## TASK DETAILS
For each line below that includes the string "arrow", show the whole line.

━━━

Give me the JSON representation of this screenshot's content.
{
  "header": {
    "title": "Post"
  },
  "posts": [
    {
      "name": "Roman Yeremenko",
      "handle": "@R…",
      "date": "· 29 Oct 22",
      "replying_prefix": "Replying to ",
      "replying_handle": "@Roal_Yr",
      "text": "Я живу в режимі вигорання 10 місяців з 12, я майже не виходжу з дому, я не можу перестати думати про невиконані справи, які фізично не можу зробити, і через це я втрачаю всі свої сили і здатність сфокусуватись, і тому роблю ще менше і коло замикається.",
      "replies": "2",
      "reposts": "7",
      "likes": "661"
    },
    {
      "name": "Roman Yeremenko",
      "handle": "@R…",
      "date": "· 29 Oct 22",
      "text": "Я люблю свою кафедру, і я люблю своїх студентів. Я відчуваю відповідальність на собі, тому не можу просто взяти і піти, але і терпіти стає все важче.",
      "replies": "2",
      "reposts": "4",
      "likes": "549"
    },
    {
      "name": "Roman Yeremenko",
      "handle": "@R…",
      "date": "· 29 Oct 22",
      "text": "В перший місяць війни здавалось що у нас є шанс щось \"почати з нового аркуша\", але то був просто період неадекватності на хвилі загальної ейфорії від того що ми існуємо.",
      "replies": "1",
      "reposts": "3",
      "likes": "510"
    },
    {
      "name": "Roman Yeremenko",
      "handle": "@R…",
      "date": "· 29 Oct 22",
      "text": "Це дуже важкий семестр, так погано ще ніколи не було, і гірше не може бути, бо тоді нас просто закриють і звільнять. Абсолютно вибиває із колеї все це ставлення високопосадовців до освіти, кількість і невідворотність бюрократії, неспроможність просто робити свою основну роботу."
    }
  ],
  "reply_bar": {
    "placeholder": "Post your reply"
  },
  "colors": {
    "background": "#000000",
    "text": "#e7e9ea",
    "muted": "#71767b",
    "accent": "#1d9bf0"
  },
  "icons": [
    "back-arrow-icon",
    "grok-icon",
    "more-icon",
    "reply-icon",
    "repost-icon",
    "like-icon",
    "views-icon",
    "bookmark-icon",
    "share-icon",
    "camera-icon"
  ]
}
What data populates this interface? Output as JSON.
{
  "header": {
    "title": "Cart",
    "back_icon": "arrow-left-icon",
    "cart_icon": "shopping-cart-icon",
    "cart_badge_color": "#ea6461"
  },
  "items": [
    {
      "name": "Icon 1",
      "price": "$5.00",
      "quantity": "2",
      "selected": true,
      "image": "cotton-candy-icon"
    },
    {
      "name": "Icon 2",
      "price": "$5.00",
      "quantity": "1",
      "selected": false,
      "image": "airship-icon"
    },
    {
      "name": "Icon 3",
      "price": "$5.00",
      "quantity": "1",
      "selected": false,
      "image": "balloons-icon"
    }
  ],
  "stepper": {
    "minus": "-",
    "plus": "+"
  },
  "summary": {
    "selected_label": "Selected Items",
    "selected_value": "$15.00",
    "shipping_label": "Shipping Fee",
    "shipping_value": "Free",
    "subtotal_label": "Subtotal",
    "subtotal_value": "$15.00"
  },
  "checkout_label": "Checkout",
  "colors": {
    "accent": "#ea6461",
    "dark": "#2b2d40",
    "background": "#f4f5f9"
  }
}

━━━

## ANSWER TO THIS EXERCISE
    "back-arrow-icon",
    "back_icon": "arrow-left-icon",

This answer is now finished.